    I feel we will only grow a proper Civil Society when general popular engagement is actively encouraged rather than seen as something to be casually dismissed while the Professionals (Bodie or Doyle, perhaps?) get on with the real business of governing us all as inefficiently as possible. I’ve commented about my understanding of trust issues over on the “Gerry and Trust” thread, along the lines of “you can either have a free society with trust or a society relying on central control, and in the final analysis falling back on coercion.” I’d prefer to live in a mutually supportive, free society myself, but the ned for the likes of us to drag scraps of truth out of the morass of disinformation and open lying we encounter from those in Government of every hue tells me this is very far off.

  • Nevin

    Seaan, what we need is a centrif(r)ugal governor to prevent over-spending – as well as other means to let off steam.

  • SeaanUiNeill

    While I can see how a big boy to knock heads together and hold the money bag might work in the short term it still suffers from the problem of all law centred and all coercion politics. Until habits of honesty and trust are developed self interest will continue to be the default position of any administration, and the people follow this example of how things appear to be moving. Those of us who can imagine another state of things that genuinely works to the public interest are always going to be outsiders as long as this culture of master/slave coercion politics lasts.

  • Sergiogiorgio

    Old Robbo makes the top of the national news yet again, and this time it’s not to call those nasty Sinn Fein’ers dishonest. No, our ever honest and upstanding first minister has now been named as one of the potential recipients of the alleged Cerberus slush fund. Well, who would have thought it? Well actually, all of us, but we just couldn’t say.

    Over to you Mick (Fealty not Wallace).

  • Cosmo

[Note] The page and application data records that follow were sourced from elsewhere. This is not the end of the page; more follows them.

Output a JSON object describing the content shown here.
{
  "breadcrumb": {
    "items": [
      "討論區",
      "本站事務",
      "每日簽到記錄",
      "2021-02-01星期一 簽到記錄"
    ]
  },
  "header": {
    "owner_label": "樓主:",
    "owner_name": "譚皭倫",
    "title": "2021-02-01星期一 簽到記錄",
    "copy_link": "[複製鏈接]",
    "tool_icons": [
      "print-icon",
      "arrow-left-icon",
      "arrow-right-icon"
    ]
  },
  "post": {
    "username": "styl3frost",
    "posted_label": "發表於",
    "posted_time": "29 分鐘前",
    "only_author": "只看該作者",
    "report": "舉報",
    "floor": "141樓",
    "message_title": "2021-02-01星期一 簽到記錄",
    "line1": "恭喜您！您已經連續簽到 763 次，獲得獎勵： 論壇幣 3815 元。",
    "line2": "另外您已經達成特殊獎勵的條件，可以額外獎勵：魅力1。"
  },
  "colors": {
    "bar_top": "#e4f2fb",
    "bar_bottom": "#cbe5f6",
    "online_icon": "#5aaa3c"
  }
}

    also…
    if McGuinness did not actively keep au fait with €1.3billion NI Nama sale, should he have?
    was he duped, asleep, busy elsewhere?
    If Enda Kenny did not read a letter from Fortress complaining ref Nama process, why not? should he have?
    Who are the people around Robinson in DUP, and in Dublin, who worked on the Nama sale?